:: Problem to solve ::
Which lines below mention "this"? Pick each one out.

[Available records Boundary: Start]

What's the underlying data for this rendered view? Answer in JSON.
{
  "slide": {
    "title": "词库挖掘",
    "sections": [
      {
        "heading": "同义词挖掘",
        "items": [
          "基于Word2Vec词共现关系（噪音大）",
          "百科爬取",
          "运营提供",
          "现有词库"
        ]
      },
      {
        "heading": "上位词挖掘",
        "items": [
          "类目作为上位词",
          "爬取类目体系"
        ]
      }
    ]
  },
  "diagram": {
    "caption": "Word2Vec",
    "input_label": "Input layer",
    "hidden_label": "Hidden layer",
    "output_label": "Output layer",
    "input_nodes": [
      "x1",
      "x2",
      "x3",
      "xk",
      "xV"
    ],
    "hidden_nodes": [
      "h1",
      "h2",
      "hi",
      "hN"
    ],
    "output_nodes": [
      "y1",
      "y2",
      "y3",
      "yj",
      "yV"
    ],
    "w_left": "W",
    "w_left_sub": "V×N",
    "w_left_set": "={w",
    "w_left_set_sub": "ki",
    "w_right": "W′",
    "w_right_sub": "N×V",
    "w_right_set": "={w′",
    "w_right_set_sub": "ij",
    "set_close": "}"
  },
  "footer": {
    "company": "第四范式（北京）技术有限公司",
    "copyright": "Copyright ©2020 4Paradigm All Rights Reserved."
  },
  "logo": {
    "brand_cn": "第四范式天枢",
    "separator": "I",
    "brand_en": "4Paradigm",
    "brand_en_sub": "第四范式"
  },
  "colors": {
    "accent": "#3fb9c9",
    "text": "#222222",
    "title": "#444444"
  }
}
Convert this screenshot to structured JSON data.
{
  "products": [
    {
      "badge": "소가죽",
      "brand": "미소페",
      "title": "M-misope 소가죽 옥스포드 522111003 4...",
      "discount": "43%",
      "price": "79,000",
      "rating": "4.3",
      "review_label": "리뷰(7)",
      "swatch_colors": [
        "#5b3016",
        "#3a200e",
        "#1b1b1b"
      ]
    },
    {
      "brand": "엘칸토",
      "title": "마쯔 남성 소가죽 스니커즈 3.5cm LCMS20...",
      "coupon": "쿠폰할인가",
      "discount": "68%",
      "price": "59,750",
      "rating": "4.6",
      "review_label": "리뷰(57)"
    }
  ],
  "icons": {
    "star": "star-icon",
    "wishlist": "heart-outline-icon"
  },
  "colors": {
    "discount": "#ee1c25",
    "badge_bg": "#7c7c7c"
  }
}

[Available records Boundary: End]

:: Your response ::
What's the underlying data for this rendered view? Answer in JSON.
Convert this screenshot to structured JSON data.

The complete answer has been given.